Inboxes around the world are beginning to see Sign-Up Coffee & Back to School Sign-UP‘s creep into the mix, a tell-tale sign that Summer is almost over.
The busy-life calendar threatens most homes. In May, The New York Times’ Laura Vanderkam weighed in on the topic in her op-ed Busy Lives:
HOW’S life? Oh, busy.
So goes the mindless modern conversation — a constant assertion of the scarcity of time. A December Gallup poll found that 61 percent of working Americans said they did not have enough time to do the things they wanted to do. Some of us feel this more acutely than others: A 2015 Pew Research Center survey found that 9 in 10 working mothers said they felt rushed all or some of the time.
Whether we’re working inside or outside other home, calendars and all that comes with them, have an interesting magnetic pull to be filled. Why is it we feel the need to fill? Is it FOMO (Fear of Missing Out)? Or YOLO (You Only Live Once)? Are the pressures to be or to do or to fit in or to measure up driving decisions?
Add in a house load of kids (or even one with multiple activities) and the car becomes our best friend. We pass each other like ships in the night – except we’re riding asphalt instead of waves, wishing our our feet were staring at the ocean rather than a gas pedal.
Well, I asked Robin Pou – author, attorney, mediator, & executive coach, father of three and friend to many (including one person who might rope you into sharing if you’re not careful :) to weigh in. He’s so great at helping people see beyond the moment and tap into the bigger picture in ways that energizing and productive.
Just to give you a taste of why I would ask Robin to share, here’s a little something Robin contributed to my last book I‘m Happy for You – (Sort of … not really): Finding Contentment in a Culture of Comparison (Enjoy his wisdom now, because he just might start running the other way when he sees me coming – eek!)

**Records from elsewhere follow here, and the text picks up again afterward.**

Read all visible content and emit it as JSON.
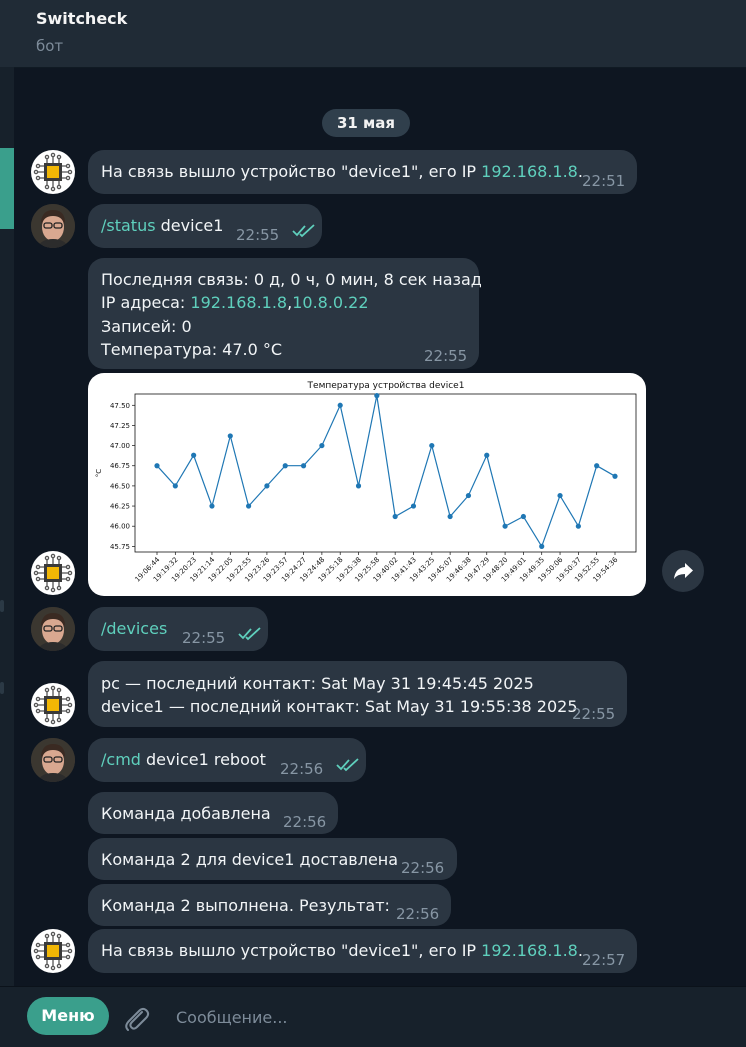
{
  "header": {
    "title": "Switcheck",
    "subtitle": "бот"
  },
  "date_separator": "31 мая",
  "messages": [
    {
      "text": "На связь вышло устройство \"device1\", его IP ",
      "ip": "192.168.1.8",
      "tail": ".",
      "time": "22:51"
    },
    {
      "command": "/status",
      "arg": " device1",
      "time": "22:55"
    },
    {
      "line1": "Последняя связь: 0 д, 0 ч, 0 мин, 8 сек назад",
      "ip_label": "IP адреса: ",
      "ip1": "192.168.1.8",
      "ip_sep": ",",
      "ip2": "10.8.0.22",
      "line3": "Записей: 0",
      "line4": "Температура: 47.0 °C",
      "time": "22:55"
    },
    {
      "command": "/devices",
      "time": "22:55"
    },
    {
      "line1": "pc — последний контакт: Sat May 31 19:45:45 2025",
      "line2": "device1 — последний контакт: Sat May 31 19:55:38 2025",
      "time": "22:55"
    },
    {
      "command": "/cmd",
      "arg": " device1 reboot",
      "time": "22:56"
    },
    {
      "text": "Команда добавлена",
      "time": "22:56"
    },
    {
      "text": "Команда 2 для device1 доставлена",
      "time": "22:56"
    },
    {
      "text": "Команда 2 выполнена. Результат:",
      "time": "22:56"
    },
    {
      "text": "На связь вышло устройство \"device1\", его IP ",
      "ip": "192.168.1.8",
      "tail": ".",
      "time": "22:57"
    }
  ],
  "chart_data": {
    "type": "line",
    "title": "Температура устройства device1",
    "xlabel": "",
    "ylabel": "°C",
    "ylim": [
      45.68,
      47.64
    ],
    "yticks": [
      "45.75",
      "46.00",
      "46.25",
      "46.50",
      "46.75",
      "47.00",
      "47.25",
      "47.50"
    ],
    "x": [
      "19:06:44",
      "19:19:32",
      "19:20:23",
      "19:21:14",
      "19:22:05",
      "19:22:55",
      "19:23:26",
      "19:23:57",
      "19:24:27",
      "19:24:48",
      "19:25:18",
      "19:25:38",
      "19:25:58",
      "19:40:02",
      "19:41:43",
      "19:43:25",
      "19:45:07",
      "19:46:38",
      "19:47:29",
      "19:48:20",
      "19:49:01",
      "19:49:35",
      "19:50:06",
      "19:50:37",
      "19:52:55",
      "19:54:36"
    ],
    "values": [
      46.75,
      46.5,
      46.88,
      46.25,
      47.12,
      46.25,
      46.5,
      46.75,
      46.75,
      47.0,
      47.5,
      46.5,
      47.62,
      46.12,
      46.25,
      47.0,
      46.12,
      46.38,
      46.88,
      46.0,
      46.12,
      45.75,
      46.38,
      46.0,
      46.75,
      46.62
    ],
    "color": "#1f77b4",
    "grid": false
  },
  "composer": {
    "menu_label": "Меню",
    "placeholder": "Сообщение..."
  },
  "colors": {
    "accent": "#3a9f8c",
    "link": "#5fd0bd",
    "bubble": "#2b3642",
    "background": "#0e1621"
  }
}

My friend Robin Pou pointed out to me the other day, “Sure comparison robs us of joy. But it steals more than that.”
He continued, “When we are focused on wanting what someone else has, we’ve right there, in that moment, substituted our unique giftedness for theirs. When I compare my kid to the superstar whatever, I’m saying that God made a mistake by making my kid a certain way because he’s missing what the other kid has. And in the process, his identity and purpose gets lost. So not only are we tearing down our kids in the midst of comparing what they do or don’t have to those around them, we’re actually stealing their unique identity and purpose.”
I LOVE how this compliments our new vodcast (a podcast you can watch) SaySomething’s topic today. Managing life’s busy based on our Purpose, Personality & Priorities. Here’s a CLIP:
Want the rest of the story?? …
More to come from The Say Something Show. Next week, our friend Kathleen Fischer (the Teen Whisperer) will offer some TERRIFIC advice on how to love our kids in the midst of and in the navigation of social-calendar challenges, specifically those of the peer-pressure variety.
Thanks for walking the road with me.